SyFy (yup) is producing the TV movie with Roger Corman (yup), who explained how beautiful the introduction to this beast will be:
"Global warming causes the glaciers to break apart," Corman explains. "We start the picture with real beautiful shots of the glaciers falling into the ocean. The unborn egg of the Dinoshark that has been frozen for millions of years is released."
God, both beautiful and scientifically sound; the perfect prelude to a dinosaur shark's arrival. But fans of Corman's previous dino[animal] efforts may be left questioning why we're moving on to a Dinoshark when Dinocroc left us with so many unresolved issues. The answer:
"Dinoshark," which debuts March 13, is a follow-up of sorts to Corman's "Dinocroc." Corman originally thought to do "Dinocroc 2," but Syfy executives discovered that, unlike theatrical audiences, TV movie audiences respond better to new-but-similar ideas more than direct sequels.
Ah, that's true. Like a nice wine, we should swish Dinocroc around a bit before taking another sip.
I wonder, though, Roger Corman, how would you compare the believability of Dinoshark to the believability of Sharktopus?
"'Sharktopus!' is more difficult because you can imagine a prehistorical crocodile like the Dinocroc, but there's no such thing as prehistoric half-shark, half-octopus," Corman said. "I tried to figure out how to do this."
The solution? The U.S. Navy has commissioned a group called Blue Water to genetically engineer a half-shark, half-octopus to help combat Somali pirate ships. Then things go wrong.
"It's fairly difficult to believe, but we only ask the audience to accept this one thing," he said. "After that, we take great care that everything else is logical from then on and is something that could happen."
Yeah, I guess it is sort of difficult to believe the Navy would deal with Somali pirates by inventing an unholy chimera composed of both shark and octopus.

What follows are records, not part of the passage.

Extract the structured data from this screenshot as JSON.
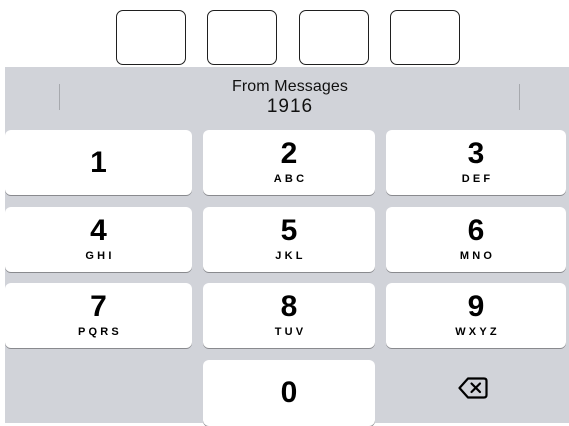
{
  "code_fields": [
    "",
    "",
    "",
    ""
  ],
  "suggestion": {
    "source": "From Messages",
    "code": "1916"
  },
  "keypad": {
    "keys": [
      {
        "digit": "1",
        "letters": ""
      },
      {
        "digit": "2",
        "letters": "ABC"
      },
      {
        "digit": "3",
        "letters": "DEF"
      },
      {
        "digit": "4",
        "letters": "GHI"
      },
      {
        "digit": "5",
        "letters": "JKL"
      },
      {
        "digit": "6",
        "letters": "MNO"
      },
      {
        "digit": "7",
        "letters": "PQRS"
      },
      {
        "digit": "8",
        "letters": "TUV"
      },
      {
        "digit": "9",
        "letters": "WXYZ"
      },
      {
        "digit": "0",
        "letters": ""
      }
    ],
    "delete_icon": "delete-backspace-icon"
  },
  "colors": {
    "keyboard_background": "#d1d3d9",
    "key_background": "#ffffff",
    "key_shadow": "#898a8e",
    "code_box_border": "#1f1f1f"
  }
}
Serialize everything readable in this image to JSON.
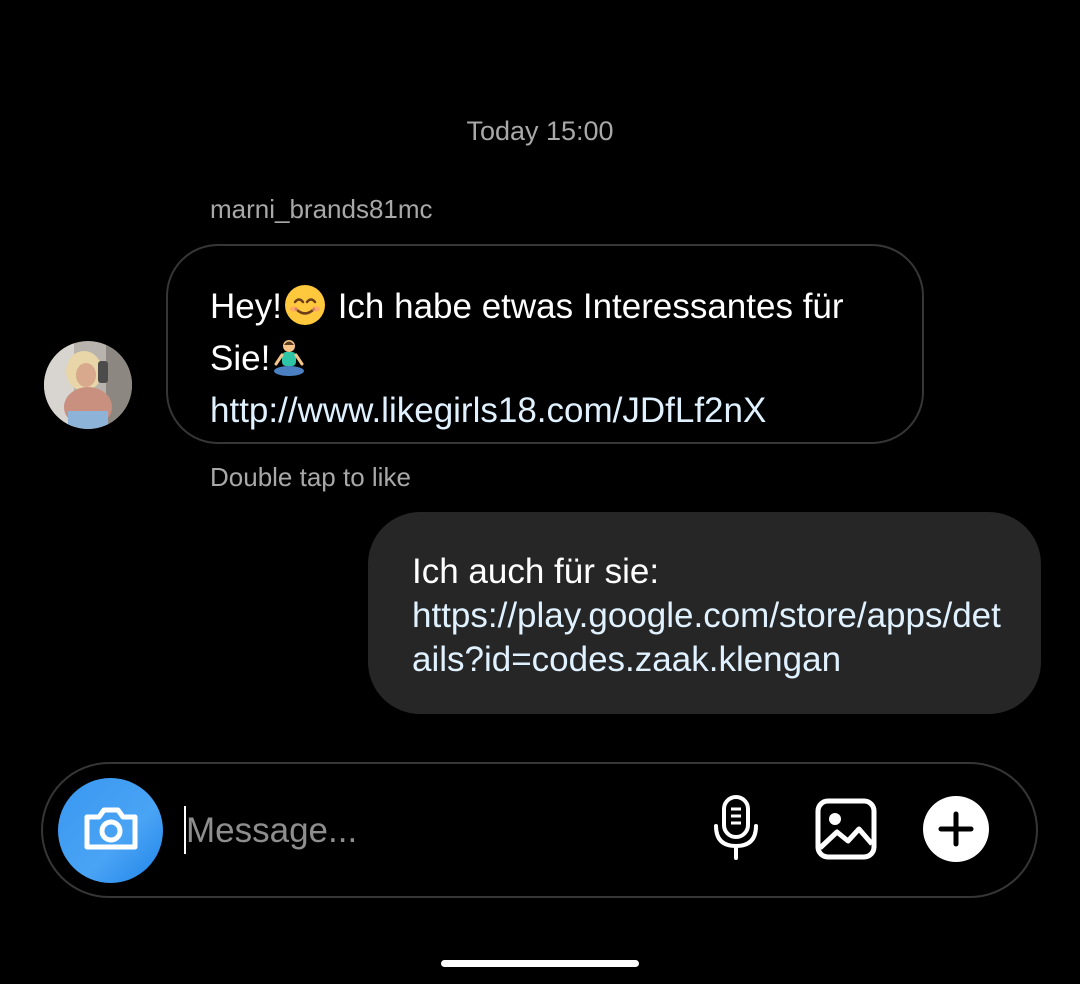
{
  "thread": {
    "timestamp": "Today 15:00",
    "incoming": {
      "sender": "marni_brands81mc",
      "avatar_icon": "profile-photo-avatar",
      "text_part1": "Hey!",
      "emoji1": "smiling-face-emoji",
      "text_part2": " Ich habe etwas Interessantes für Sie!",
      "emoji2": "person-in-lotus-position-emoji",
      "link": "http://www.likegirls18.com/JDfLf2nX"
    },
    "hint": "Double tap to like",
    "outgoing": {
      "text": "Ich auch für sie:",
      "link": "https://play.google.com/store/apps/details?id=codes.zaak.klengan"
    }
  },
  "composer": {
    "placeholder": "Message...",
    "camera_icon": "camera-icon",
    "mic_icon": "microphone-icon",
    "gallery_icon": "image-gallery-icon",
    "add_icon": "plus-circle-icon"
  },
  "colors": {
    "background": "#000000",
    "meta_text": "#a8a8a8",
    "link": "#e0f1ff",
    "outgoing_bubble": "#262626",
    "border": "#363636",
    "camera_button": "#3897f0"
  }
}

But so long as we get that level of logic and detail we've all come to expect from the producer of Supergator, Scorpius Gigantus, and, of course, Dinogator, I'm sure it will be fine.